Work to complete
Apart from the images, output the data below exactly.
▼▼▼
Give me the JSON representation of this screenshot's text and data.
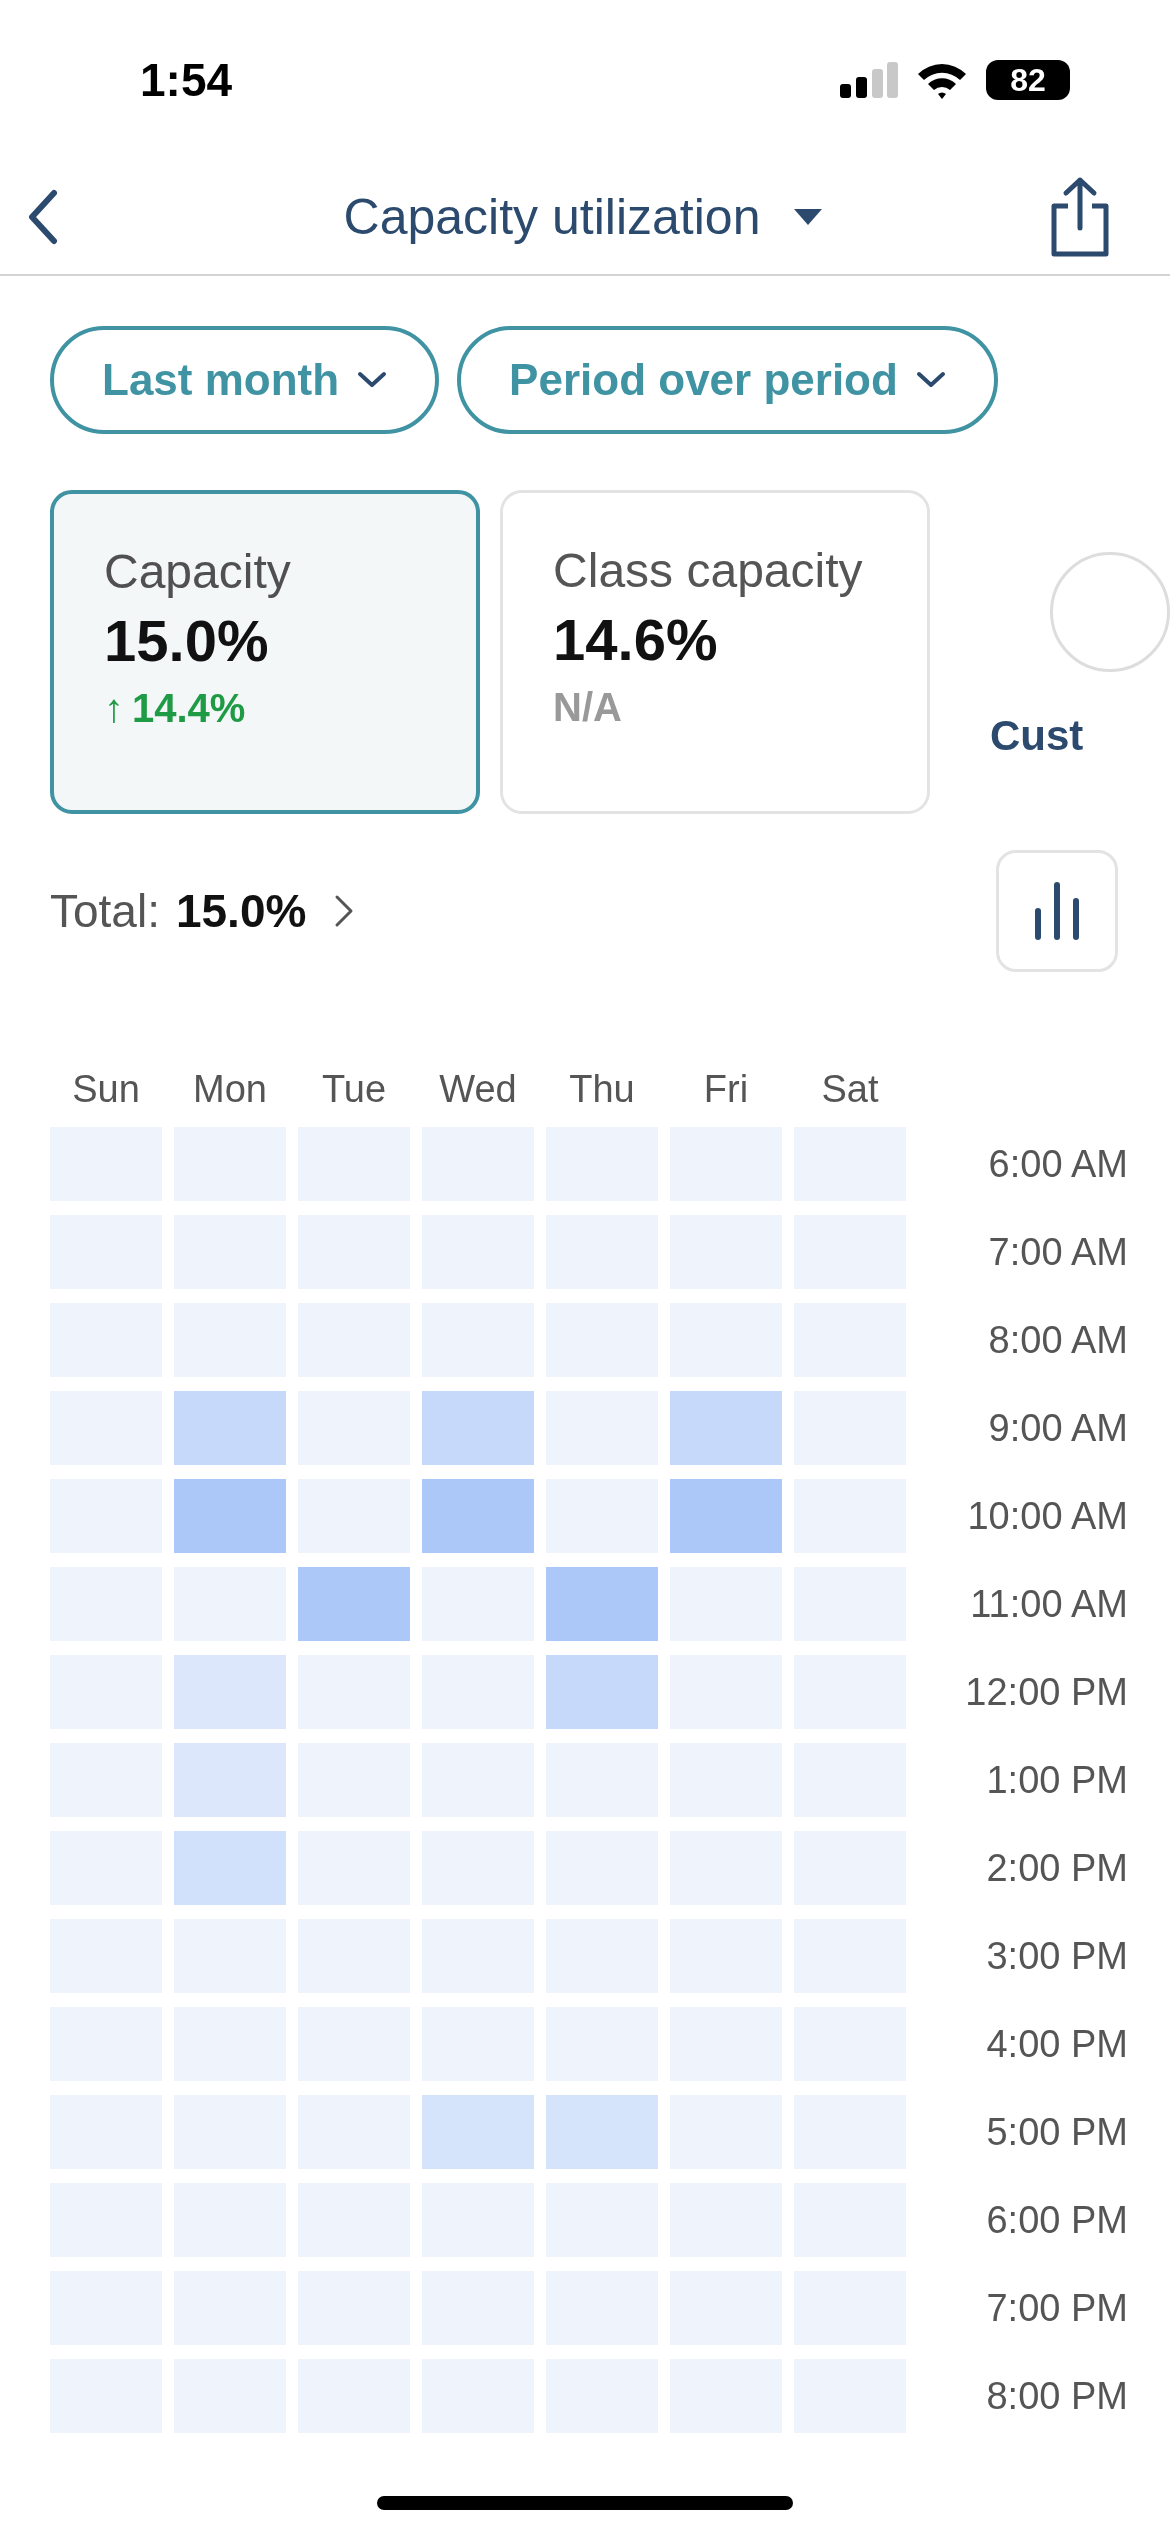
{
  "status_bar": {
    "time": "1:54",
    "battery": "82"
  },
  "nav": {
    "title": "Capacity utilization"
  },
  "filters": [
    {
      "label": "Last month"
    },
    {
      "label": "Period over period"
    }
  ],
  "cards": [
    {
      "kind": "metric",
      "selected": true,
      "label": "Capacity",
      "value": "15.0%",
      "change_arrow": "↑",
      "change": "14.4%"
    },
    {
      "kind": "metric",
      "selected": false,
      "label": "Class capacity",
      "value": "14.6%",
      "change": "N/A"
    },
    {
      "kind": "link",
      "label": "Cust"
    }
  ],
  "total": {
    "label": "Total:",
    "value": "15.0%"
  },
  "heatmap": {
    "days": [
      "Sun",
      "Mon",
      "Tue",
      "Wed",
      "Thu",
      "Fri",
      "Sat"
    ],
    "rows": [
      {
        "time": "6:00 AM",
        "cells": [
          {
            "color": "#eff3fc"
          },
          {
            "color": "#eff3fc"
          },
          {
            "color": "#eff3fc"
          },
          {
            "color": "#eff3fc"
          },
          {
            "color": "#eff3fc"
          },
          {
            "color": "#eff3fc"
          },
          {
            "color": "#eff3fc"
          }
        ]
      },
      {
        "time": "7:00 AM",
        "cells": [
          {
            "color": "#eff3fc"
          },
          {
            "color": "#eff3fc"
          },
          {
            "color": "#eff3fc"
          },
          {
            "color": "#eff3fc"
          },
          {
            "color": "#eff3fc"
          },
          {
            "color": "#eff3fc"
          },
          {
            "color": "#eff3fc"
          }
        ]
      },
      {
        "time": "8:00 AM",
        "cells": [
          {
            "color": "#eff3fc"
          },
          {
            "color": "#eff3fc"
          },
          {
            "color": "#eff3fc"
          },
          {
            "color": "#eff3fc"
          },
          {
            "color": "#eff3fc"
          },
          {
            "color": "#eff3fc"
          },
          {
            "color": "#eff3fc"
          }
        ]
      },
      {
        "time": "9:00 AM",
        "cells": [
          {
            "color": "#eff3fc"
          },
          {
            "color": "#c6d9fa"
          },
          {
            "color": "#eff3fc"
          },
          {
            "color": "#c6d9fa"
          },
          {
            "color": "#eff3fc"
          },
          {
            "color": "#c6d9fa"
          },
          {
            "color": "#eff3fc"
          }
        ]
      },
      {
        "time": "10:00 AM",
        "cells": [
          {
            "color": "#eff3fc"
          },
          {
            "color": "#abc8f9"
          },
          {
            "color": "#eff3fc"
          },
          {
            "color": "#abc8f9"
          },
          {
            "color": "#eff3fc"
          },
          {
            "color": "#abc8f9"
          },
          {
            "color": "#eff3fc"
          }
        ]
      },
      {
        "time": "11:00 AM",
        "cells": [
          {
            "color": "#eff3fc"
          },
          {
            "color": "#eff3fc"
          },
          {
            "color": "#abc8f9"
          },
          {
            "color": "#eff3fc"
          },
          {
            "color": "#abc8f9"
          },
          {
            "color": "#eff3fc"
          },
          {
            "color": "#eff3fc"
          }
        ]
      },
      {
        "time": "12:00 PM",
        "cells": [
          {
            "color": "#eff3fc"
          },
          {
            "color": "#dce7fb"
          },
          {
            "color": "#eff3fc"
          },
          {
            "color": "#eff3fc"
          },
          {
            "color": "#c6d9fa"
          },
          {
            "color": "#eff3fc"
          },
          {
            "color": "#eff3fc"
          }
        ]
      },
      {
        "time": "1:00 PM",
        "cells": [
          {
            "color": "#eff3fc"
          },
          {
            "color": "#dce7fb"
          },
          {
            "color": "#eff3fc"
          },
          {
            "color": "#eff3fc"
          },
          {
            "color": "#eff3fc"
          },
          {
            "color": "#eff3fc"
          },
          {
            "color": "#eff3fc"
          }
        ]
      },
      {
        "time": "2:00 PM",
        "cells": [
          {
            "color": "#eff3fc"
          },
          {
            "color": "#d2e1fb"
          },
          {
            "color": "#eff3fc"
          },
          {
            "color": "#eff3fc"
          },
          {
            "color": "#eff3fc"
          },
          {
            "color": "#eff3fc"
          },
          {
            "color": "#eff3fc"
          }
        ]
      },
      {
        "time": "3:00 PM",
        "cells": [
          {
            "color": "#eff3fc"
          },
          {
            "color": "#eff3fc"
          },
          {
            "color": "#eff3fc"
          },
          {
            "color": "#eff3fc"
          },
          {
            "color": "#eff3fc"
          },
          {
            "color": "#eff3fc"
          },
          {
            "color": "#eff3fc"
          }
        ]
      },
      {
        "time": "4:00 PM",
        "cells": [
          {
            "color": "#eff3fc"
          },
          {
            "color": "#eff3fc"
          },
          {
            "color": "#eff3fc"
          },
          {
            "color": "#eff3fc"
          },
          {
            "color": "#eff3fc"
          },
          {
            "color": "#eff3fc"
          },
          {
            "color": "#eff3fc"
          }
        ]
      },
      {
        "time": "5:00 PM",
        "cells": [
          {
            "color": "#eff3fc"
          },
          {
            "color": "#eff3fc"
          },
          {
            "color": "#eff3fc"
          },
          {
            "color": "#d5e3fb"
          },
          {
            "color": "#d5e3fb"
          },
          {
            "color": "#eff3fc"
          },
          {
            "color": "#eff3fc"
          }
        ]
      },
      {
        "time": "6:00 PM",
        "cells": [
          {
            "color": "#eff3fc"
          },
          {
            "color": "#eff3fc"
          },
          {
            "color": "#eff3fc"
          },
          {
            "color": "#eff3fc"
          },
          {
            "color": "#eff3fc"
          },
          {
            "color": "#eff3fc"
          },
          {
            "color": "#eff3fc"
          }
        ]
      },
      {
        "time": "7:00 PM",
        "cells": [
          {
            "color": "#eff3fc"
          },
          {
            "color": "#eff3fc"
          },
          {
            "color": "#eff3fc"
          },
          {
            "color": "#eff3fc"
          },
          {
            "color": "#eff3fc"
          },
          {
            "color": "#eff3fc"
          },
          {
            "color": "#eff3fc"
          }
        ]
      },
      {
        "time": "8:00 PM",
        "cells": [
          {
            "color": "#eff3fc"
          },
          {
            "color": "#eff3fc"
          },
          {
            "color": "#eff3fc"
          },
          {
            "color": "#eff3fc"
          },
          {
            "color": "#eff3fc"
          },
          {
            "color": "#eff3fc"
          },
          {
            "color": "#eff3fc"
          }
        ]
      }
    ]
  }
}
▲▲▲
Completed exercise
Give me the JSON representation of this screenshot's text and data.
{
  "status_bar": {
    "time": "1:54",
    "battery": "82"
  },
  "nav": {
    "title": "Capacity utilization"
  },
  "filters": [
    {
      "label": "Last month"
    },
    {
      "label": "Period over period"
    }
  ],
  "cards": [
    {
      "kind": "metric",
      "selected": true,
      "label": "Capacity",
      "value": "15.0%",
      "change_arrow": "↑",
      "change": "14.4%"
    },
    {
      "kind": "metric",
      "selected": false,
      "label": "Class capacity",
      "value": "14.6%",
      "change": "N/A"
    },
    {
      "kind": "link",
      "label": "Cust"
    }
  ],
  "total": {
    "label": "Total:",
    "value": "15.0%"
  },
  "heatmap": {
    "days": [
      "Sun",
      "Mon",
      "Tue",
      "Wed",
      "Thu",
      "Fri",
      "Sat"
    ],
    "rows": [
      {
        "time": "6:00 AM",
        "cells": [
          {
            "color": "#eff3fc"
          },
          {
            "color": "#eff3fc"
          },
          {
            "color": "#eff3fc"
          },
          {
            "color": "#eff3fc"
          },
          {
            "color": "#eff3fc"
          },
          {
            "color": "#eff3fc"
          },
          {
            "color": "#eff3fc"
          }
        ]
      },
      {
        "time": "7:00 AM",
        "cells": [
          {
            "color": "#eff3fc"
          },
          {
            "color": "#eff3fc"
          },
          {
            "color": "#eff3fc"
          },
          {
            "color": "#eff3fc"
          },
          {
            "color": "#eff3fc"
          },
          {
            "color": "#eff3fc"
          },
          {
            "color": "#eff3fc"
          }
        ]
      },
      {
        "time": "8:00 AM",
        "cells": [
          {
            "color": "#eff3fc"
          },
          {
            "color": "#eff3fc"
          },
          {
            "color": "#eff3fc"
          },
          {
            "color": "#eff3fc"
          },
          {
            "color": "#eff3fc"
          },
          {
            "color": "#eff3fc"
          },
          {
            "color": "#eff3fc"
          }
        ]
      },
      {
        "time": "9:00 AM",
        "cells": [
          {
            "color": "#eff3fc"
          },
          {
            "color": "#c6d9fa"
          },
          {
            "color": "#eff3fc"
          },
          {
            "color": "#c6d9fa"
          },
          {
            "color": "#eff3fc"
          },
          {
            "color": "#c6d9fa"
          },
          {
            "color": "#eff3fc"
          }
        ]
      },
      {
        "time": "10:00 AM",
        "cells": [
          {
            "color": "#eff3fc"
          },
          {
            "color": "#abc8f9"
          },
          {
            "color": "#eff3fc"
          },
          {
            "color": "#abc8f9"
          },
          {
            "color": "#eff3fc"
          },
          {
            "color": "#abc8f9"
          },
          {
            "color": "#eff3fc"
          }
        ]
      },
      {
        "time": "11:00 AM",
        "cells": [
          {
            "color": "#eff3fc"
          },
          {
            "color": "#eff3fc"
          },
          {
            "color": "#abc8f9"
          },
          {
            "color": "#eff3fc"
          },
          {
            "color": "#abc8f9"
          },
          {
            "color": "#eff3fc"
          },
          {
            "color": "#eff3fc"
          }
        ]
      },
      {
        "time": "12:00 PM",
        "cells": [
          {
            "color": "#eff3fc"
          },
          {
            "color": "#dce7fb"
          },
          {
            "color": "#eff3fc"
          },
          {
            "color": "#eff3fc"
          },
          {
            "color": "#c6d9fa"
          },
          {
            "color": "#eff3fc"
          },
          {
            "color": "#eff3fc"
          }
        ]
      },
      {
        "time": "1:00 PM",
        "cells": [
          {
            "color": "#eff3fc"
          },
          {
            "color": "#dce7fb"
          },
          {
            "color": "#eff3fc"
          },
          {
            "color": "#eff3fc"
          },
          {
            "color": "#eff3fc"
          },
          {
            "color": "#eff3fc"
          },
          {
            "color": "#eff3fc"
          }
        ]
      },
      {
        "time": "2:00 PM",
        "cells": [
          {
            "color": "#eff3fc"
          },
          {
            "color": "#d2e1fb"
          },
          {
            "color": "#eff3fc"
          },
          {
            "color": "#eff3fc"
          },
          {
            "color": "#eff3fc"
          },
          {
            "color": "#eff3fc"
          },
          {
            "color": "#eff3fc"
          }
        ]
      },
      {
        "time": "3:00 PM",
        "cells": [
          {
            "color": "#eff3fc"
          },
          {
            "color": "#eff3fc"
          },
          {
            "color": "#eff3fc"
          },
          {
            "color": "#eff3fc"
          },
          {
            "color": "#eff3fc"
          },
          {
            "color": "#eff3fc"
          },
          {
            "color": "#eff3fc"
          }
        ]
      },
      {
        "time": "4:00 PM",
        "cells": [
          {
            "color": "#eff3fc"
          },
          {
            "color": "#eff3fc"
          },
          {
            "color": "#eff3fc"
          },
          {
            "color": "#eff3fc"
          },
          {
            "color": "#eff3fc"
          },
          {
            "color": "#eff3fc"
          },
          {
            "color": "#eff3fc"
          }
        ]
      },
      {
        "time": "5:00 PM",
        "cells": [
          {
            "color": "#eff3fc"
          },
          {
            "color": "#eff3fc"
          },
          {
            "color": "#eff3fc"
          },
          {
            "color": "#d5e3fb"
          },
          {
            "color": "#d5e3fb"
          },
          {
            "color": "#eff3fc"
          },
          {
            "color": "#eff3fc"
          }
        ]
      },
      {
        "time": "6:00 PM",
        "cells": [
          {
            "color": "#eff3fc"
          },
          {
            "color": "#eff3fc"
          },
          {
            "color": "#eff3fc"
          },
          {
            "color": "#eff3fc"
          },
          {
            "color": "#eff3fc"
          },
          {
            "color": "#eff3fc"
          },
          {
            "color": "#eff3fc"
          }
        ]
      },
      {
        "time": "7:00 PM",
        "cells": [
          {
            "color": "#eff3fc"
          },
          {
            "color": "#eff3fc"
          },
          {
            "color": "#eff3fc"
          },
          {
            "color": "#eff3fc"
          },
          {
            "color": "#eff3fc"
          },
          {
            "color": "#eff3fc"
          },
          {
            "color": "#eff3fc"
          }
        ]
      },
      {
        "time": "8:00 PM",
        "cells": [
          {
            "color": "#eff3fc"
          },
          {
            "color": "#eff3fc"
          },
          {
            "color": "#eff3fc"
          },
          {
            "color": "#eff3fc"
          },
          {
            "color": "#eff3fc"
          },
          {
            "color": "#eff3fc"
          },
          {
            "color": "#eff3fc"
          }
        ]
      }
    ]
  }
}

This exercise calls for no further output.